__EXERCISE OBJECTIVE__
Set the entries down once more, exactly as they are worded.

Element data from apps and pages:
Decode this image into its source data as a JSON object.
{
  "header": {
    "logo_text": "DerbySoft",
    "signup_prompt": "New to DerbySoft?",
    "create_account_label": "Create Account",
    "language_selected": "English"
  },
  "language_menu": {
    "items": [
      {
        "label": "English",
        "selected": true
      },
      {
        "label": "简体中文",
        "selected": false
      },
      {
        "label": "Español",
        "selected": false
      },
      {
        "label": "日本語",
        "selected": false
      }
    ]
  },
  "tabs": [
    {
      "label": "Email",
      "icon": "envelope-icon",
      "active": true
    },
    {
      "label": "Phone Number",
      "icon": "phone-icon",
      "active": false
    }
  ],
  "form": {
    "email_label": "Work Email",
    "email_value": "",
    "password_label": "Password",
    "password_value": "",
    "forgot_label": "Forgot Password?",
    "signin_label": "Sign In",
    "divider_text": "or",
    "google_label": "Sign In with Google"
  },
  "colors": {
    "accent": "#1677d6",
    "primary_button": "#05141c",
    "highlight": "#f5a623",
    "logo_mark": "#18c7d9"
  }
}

__OUTPUT FOR THIS EXERCISE__
Decode this image into its source data as a JSON object.
{
  "header": {
    "logo_text": "DerbySoft",
    "signup_prompt": "New to DerbySoft?",
    "create_account_label": "Create Account",
    "language_selected": "English"
  },
  "language_menu": {
    "items": [
      {
        "label": "English",
        "selected": true
      },
      {
        "label": "简体中文",
        "selected": false
      },
      {
        "label": "Español",
        "selected": false
      },
      {
        "label": "日本語",
        "selected": false
      }
    ]
  },
  "tabs": [
    {
      "label": "Email",
      "icon": "envelope-icon",
      "active": true
    },
    {
      "label": "Phone Number",
      "icon": "phone-icon",
      "active": false
    }
  ],
  "form": {
    "email_label": "Work Email",
    "email_value": "",
    "password_label": "Password",
    "password_value": "",
    "forgot_label": "Forgot Password?",
    "signin_label": "Sign In",
    "divider_text": "or",
    "google_label": "Sign In with Google"
  },
  "colors": {
    "accent": "#1677d6",
    "primary_button": "#05141c",
    "highlight": "#f5a623",
    "logo_mark": "#18c7d9"
  }
}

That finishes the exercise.